My take on visiting Hofburg Palace is the Silver Collection and Sisi Museum are worthwhile. It is quite amazing to see the amount of gold, silver, and china in one place. It’s still used today for state dinners and and other offical events. The Imperial apartments left me stumped because I don’t believe anything in the entire museum belonged to Franz Joseph and Elisabeth, rather, everything in there was from the correct period. I might be wrong by saying everything but each placard I recall seeing had noted that it was either a reproduction of a period piece, not actually belonging to Franz Joseph or Elisabeth. With that said, I would skip the Imperial Apartments.
Rathausplatz (1010 Vienna, Austria) still serves as Vienna’s city hall and the grounds are used year round for the enjoyment of locals and tourists alike. In the summer, they host a music and film festivals and sporting exhibitions . In the winter they have a huge skating rink and Christmas Market. Since it was still winter, the skating rink and food vendors were still operating. This gave us an opportunity to try Glühwein, a spiced red wine served hot. It’s a seasonal drink and one we were told not to miss. Warm alcoholic drinks aren’t typically a favorite of mine but I wanted to try it. It tastes like hot cough syrup and I mean that in the most respectful way because as Inga will attest, I love the taste of cough syrup. The part that turned me off was the temperature. If it were at room temperature or even cold, I’d actually like it but served hot, not so much.
MuseumsQuartier (Museumsplatz 1, 1070 Wien, Austria) is an enormous cultural center that has museums, exhibit space, performing arts space, shops, and restaurants. I thought about leaving this off our list of things we did because we actually didn’t “do” the MuseumsQuartier. We went there on a Sunday and that was a mistake because nearly half of this amazing place was closed. Second, we didn’t have enough time to even scratch the surface so it was decided to just leave it for another visit. What I can say, based on what I saw, is its one of the most magnificent areas devoted entirely to the arts that I have ever seen.
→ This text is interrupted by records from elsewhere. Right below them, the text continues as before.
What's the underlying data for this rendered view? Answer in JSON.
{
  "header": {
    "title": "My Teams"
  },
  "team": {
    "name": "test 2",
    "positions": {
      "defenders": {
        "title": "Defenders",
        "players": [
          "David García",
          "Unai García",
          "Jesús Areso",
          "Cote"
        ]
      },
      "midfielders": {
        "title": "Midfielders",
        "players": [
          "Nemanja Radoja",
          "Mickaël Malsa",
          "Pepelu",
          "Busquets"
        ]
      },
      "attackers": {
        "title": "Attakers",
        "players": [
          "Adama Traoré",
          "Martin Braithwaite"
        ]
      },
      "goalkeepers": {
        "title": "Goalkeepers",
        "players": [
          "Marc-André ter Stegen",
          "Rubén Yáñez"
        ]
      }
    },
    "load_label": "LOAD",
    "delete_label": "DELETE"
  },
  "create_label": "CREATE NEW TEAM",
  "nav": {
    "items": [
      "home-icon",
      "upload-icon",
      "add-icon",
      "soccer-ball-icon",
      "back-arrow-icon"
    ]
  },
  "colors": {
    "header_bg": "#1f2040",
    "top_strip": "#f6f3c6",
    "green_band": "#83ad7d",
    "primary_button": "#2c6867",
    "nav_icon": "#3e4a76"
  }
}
Wiener Staatsoper (Opernring 2, 1010 Wien, Austria) or the Vienna State Opera, is one of the most breathtaking buildings in Vienna. The opera house offers guided tours that last around 40 minutes. The tour takes you through the auditorium, where we you can see how vast the back stage is in comparison to the auditorium. You then go upstairs and work your way through Tea Salon, Marble Hall, Schwind Foyer, Gustav Mahler Hall, then finishing at the grand staircase. If you don’t have plans to see the opera, this is a chance to at least see the opera house.
There is no doubt that we needed another three days to experinece more of Vienna. It’s one of those cities that cannot be seen only once. Knowing our time was limited, we focussed on the Inner Stadt and stayed there. We look forward to coming back to see the Schonbrunn Palace, Belvedere Palace Museum, the Naschmarkt, and of course the MuseumsQuartier.